The flow of foreign direct investments (FDIs) in the country’s renewable energy (RE) sector is getting restrained because of the Constitutional limitations set forth in the exploitation, exploration and utilization of indigenous resources, according to Senate Committee on Energy Chairman Sherwin T. Gatchalian.
“It’s actually a barrier to entry of capital, especially in the initial stage. In a deal setting, we have foreign capital coming in especially because foreign capital is usually cheaper than our local capital that can invest in these types of projects. So, typically, if they (foreign investors) have cheap capital, they want to control and own that corporation – so it does become a barrier to entry for investors here in country,” the lawmaker explained.
Gatchalian noted that given the Constitutional prescription restricting the exploitation and development of RE resources to Filipino corporations and citizens, full foreign ownership cannot be accorded to interested foreign investors. Thus, government must find ways on how to ease such impediments to capital flows.
“The reason why RE cannot be given full foreign ownership is because of its Constitutional limitation — that natural resources should be utilized and explored only by Filipino corporations and Filipinos, so there’s a limit to that in terms of full foreign ownership of RE,” Gatchalian stressed.
Nevertheless, National Renewable Energy Board (NREB) Chairperson Monalisa C. Dimalanta indicated that on the request of the Department of Energy (DOE), they are currently studying other mechanisms and processes on how foreign participation can be maximized in RE projects.
Gatchalian similarly asked the University of the Philippines-College of Law to look into the issue (Constitutional limitations for RE) “because this is a legal question that we need to untangle…so that we can find mechanisms and ways for capital to come in.”
On NREB’s part, Dimalanta expounded the initial strides happened in the geothermal sector, wherein financial or technical assistance agreements (FTAAs) can be entered into with foreign corporations – as geothermal has been defined as a mineral resource in the Renewable Energy (RE) Act.
In hydropower, the NREB chief qualified that foreign ownership had likewise been allowed – chiefly in the power plant development segment of the venture; although the dam and impoundment components are still reserved to Filipino firms and citizens.
“There are already areas which can allow for greater foreign participation like for geothermal – like if it’s a large scale geothermal exploration or a large-scale project, it allows for FTAA mechanism or financial, technical agreement approach to be tapped for that exploration,” the NREB chief emphasized.
In the hydro sector, she cited Supreme Court ruling on the case of Angat that “allows for participation of foreign investors or foreign shareholders in the power generation component, but not the dam component or the impoundment component because that’s where the extraction happens on the renewable energy resource.”
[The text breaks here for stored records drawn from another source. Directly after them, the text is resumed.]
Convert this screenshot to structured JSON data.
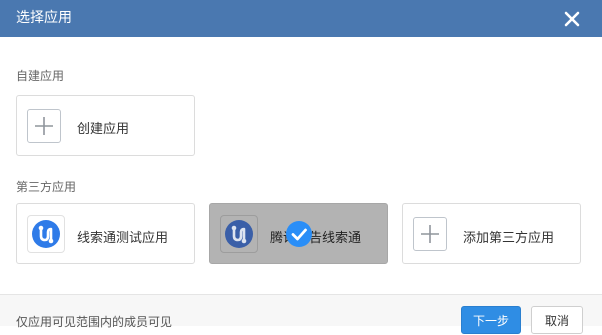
{
  "dialog": {
    "title": "选择应用"
  },
  "self_built": {
    "section_label": "自建应用",
    "create_card_label": "创建应用"
  },
  "third_party": {
    "section_label": "第三方应用",
    "apps": [
      {
        "label": "线索通测试应用",
        "selected": false
      },
      {
        "label": "腾讯广告线索通",
        "selected": true
      }
    ],
    "add_card_label": "添加第三方应用"
  },
  "footer": {
    "note": "仅应用可见范围内的成员可见",
    "next_label": "下一步",
    "cancel_label": "取消"
  },
  "colors": {
    "titlebar": "#4a78b0",
    "primary": "#2f8de4",
    "selected_overlay": "#b3b3b3",
    "check": "#2a8ef7"
  },
  "icons": {
    "close": "close-icon",
    "plus": "plus-icon",
    "app": "route-icon",
    "check": "checkmark-icon"
  }
}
Dimalanta said the ongoing NREB study is exploring other areas where foreign capital flow or investments can be further relaxed. “We need to study it further because what we have here is a Constitutional requirement that we need to tackle,” she added.